Task to carry out: Nothing is to be left out: repeat every entry exactly as given.

——————————

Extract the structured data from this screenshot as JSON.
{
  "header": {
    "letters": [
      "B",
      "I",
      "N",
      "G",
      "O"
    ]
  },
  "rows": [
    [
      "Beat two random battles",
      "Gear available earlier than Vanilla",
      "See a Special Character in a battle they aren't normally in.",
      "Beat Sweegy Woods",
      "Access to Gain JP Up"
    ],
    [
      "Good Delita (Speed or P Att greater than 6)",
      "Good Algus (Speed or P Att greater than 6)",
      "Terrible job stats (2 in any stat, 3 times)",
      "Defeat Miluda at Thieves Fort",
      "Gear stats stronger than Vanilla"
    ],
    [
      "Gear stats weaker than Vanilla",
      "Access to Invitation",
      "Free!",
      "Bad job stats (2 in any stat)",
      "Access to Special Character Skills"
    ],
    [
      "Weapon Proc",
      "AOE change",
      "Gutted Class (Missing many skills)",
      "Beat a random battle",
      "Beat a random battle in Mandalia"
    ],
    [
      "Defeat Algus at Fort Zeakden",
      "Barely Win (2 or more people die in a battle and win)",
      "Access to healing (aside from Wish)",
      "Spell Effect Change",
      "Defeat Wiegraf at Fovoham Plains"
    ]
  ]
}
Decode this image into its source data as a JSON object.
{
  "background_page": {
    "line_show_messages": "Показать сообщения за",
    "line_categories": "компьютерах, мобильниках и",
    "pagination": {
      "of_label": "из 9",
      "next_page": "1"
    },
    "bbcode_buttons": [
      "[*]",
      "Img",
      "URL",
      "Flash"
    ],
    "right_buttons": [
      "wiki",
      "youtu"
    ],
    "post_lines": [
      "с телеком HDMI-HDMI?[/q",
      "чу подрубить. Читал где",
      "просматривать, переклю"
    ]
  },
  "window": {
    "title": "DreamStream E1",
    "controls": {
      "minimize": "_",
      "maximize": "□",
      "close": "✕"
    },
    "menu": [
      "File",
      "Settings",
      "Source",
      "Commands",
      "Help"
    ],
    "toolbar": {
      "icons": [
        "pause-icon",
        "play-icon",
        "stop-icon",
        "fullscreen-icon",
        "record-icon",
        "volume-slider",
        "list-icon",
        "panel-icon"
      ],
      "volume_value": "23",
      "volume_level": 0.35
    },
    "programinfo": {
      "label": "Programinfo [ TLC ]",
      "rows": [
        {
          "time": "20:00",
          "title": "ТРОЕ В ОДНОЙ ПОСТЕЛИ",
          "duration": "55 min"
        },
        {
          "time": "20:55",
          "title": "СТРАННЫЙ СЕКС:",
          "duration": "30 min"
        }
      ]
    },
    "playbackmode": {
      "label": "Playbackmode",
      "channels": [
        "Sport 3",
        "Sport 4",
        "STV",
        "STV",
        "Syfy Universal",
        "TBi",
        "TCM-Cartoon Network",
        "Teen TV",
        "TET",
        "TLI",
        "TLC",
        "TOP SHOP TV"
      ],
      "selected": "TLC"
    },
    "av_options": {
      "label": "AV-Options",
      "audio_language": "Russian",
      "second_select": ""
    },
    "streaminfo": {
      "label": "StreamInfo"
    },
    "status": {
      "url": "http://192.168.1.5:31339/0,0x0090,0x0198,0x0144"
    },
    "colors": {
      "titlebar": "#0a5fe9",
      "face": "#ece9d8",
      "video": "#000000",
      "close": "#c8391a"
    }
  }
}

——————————

Solution below:
Extract the structured data from this screenshot as JSON.
{
  "header": {
    "letters": [
      "B",
      "I",
      "N",
      "G",
      "O"
    ]
  },
  "rows": [
    [
      "Beat two random battles",
      "Gear available earlier than Vanilla",
      "See a Special Character in a battle they aren't normally in.",
      "Beat Sweegy Woods",
      "Access to Gain JP Up"
    ],
    [
      "Good Delita (Speed or P Att greater than 6)",
      "Good Algus (Speed or P Att greater than 6)",
      "Terrible job stats (2 in any stat, 3 times)",
      "Defeat Miluda at Thieves Fort",
      "Gear stats stronger than Vanilla"
    ],
    [
      "Gear stats weaker than Vanilla",
      "Access to Invitation",
      "Free!",
      "Bad job stats (2 in any stat)",
      "Access to Special Character Skills"
    ],
    [
      "Weapon Proc",
      "AOE change",
      "Gutted Class (Missing many skills)",
      "Beat a random battle",
      "Beat a random battle in Mandalia"
    ],
    [
      "Defeat Algus at Fort Zeakden",
      "Barely Win (2 or more people die in a battle and win)",
      "Access to healing (aside from Wish)",
      "Spell Effect Change",
      "Defeat Wiegraf at Fovoham Plains"
    ]
  ]
}
Decode this image into its source data as a JSON object.
{
  "background_page": {
    "line_show_messages": "Показать сообщения за",
    "line_categories": "компьютерах, мобильниках и",
    "pagination": {
      "of_label": "из 9",
      "next_page": "1"
    },
    "bbcode_buttons": [
      "[*]",
      "Img",
      "URL",
      "Flash"
    ],
    "right_buttons": [
      "wiki",
      "youtu"
    ],
    "post_lines": [
      "с телеком HDMI-HDMI?[/q",
      "чу подрубить. Читал где",
      "просматривать, переклю"
    ]
  },
  "window": {
    "title": "DreamStream E1",
    "controls": {
      "minimize": "_",
      "maximize": "□",
      "close": "✕"
    },
    "menu": [
      "File",
      "Settings",
      "Source",
      "Commands",
      "Help"
    ],
    "toolbar": {
      "icons": [
        "pause-icon",
        "play-icon",
        "stop-icon",
        "fullscreen-icon",
        "record-icon",
        "volume-slider",
        "list-icon",
        "panel-icon"
      ],
      "volume_value": "23",
      "volume_level": 0.35
    },
    "programinfo": {
      "label": "Programinfo [ TLC ]",
      "rows": [
        {
          "time": "20:00",
          "title": "ТРОЕ В ОДНОЙ ПОСТЕЛИ",
          "duration": "55 min"
        },
        {
          "time": "20:55",
          "title": "СТРАННЫЙ СЕКС:",
          "duration": "30 min"
        }
      ]
    },
    "playbackmode": {
      "label": "Playbackmode",
      "channels": [
        "Sport 3",
        "Sport 4",
        "STV",
        "STV",
        "Syfy Universal",
        "TBi",
        "TCM-Cartoon Network",
        "Teen TV",
        "TET",
        "TLI",
        "TLC",
        "TOP SHOP TV"
      ],
      "selected": "TLC"
    },
    "av_options": {
      "label": "AV-Options",
      "audio_language": "Russian",
      "second_select": ""
    },
    "streaminfo": {
      "label": "StreamInfo"
    },
    "status": {
      "url": "http://192.168.1.5:31339/0,0x0090,0x0198,0x0144"
    },
    "colors": {
      "titlebar": "#0a5fe9",
      "face": "#ece9d8",
      "video": "#000000",
      "close": "#c8391a"
    }
  }
}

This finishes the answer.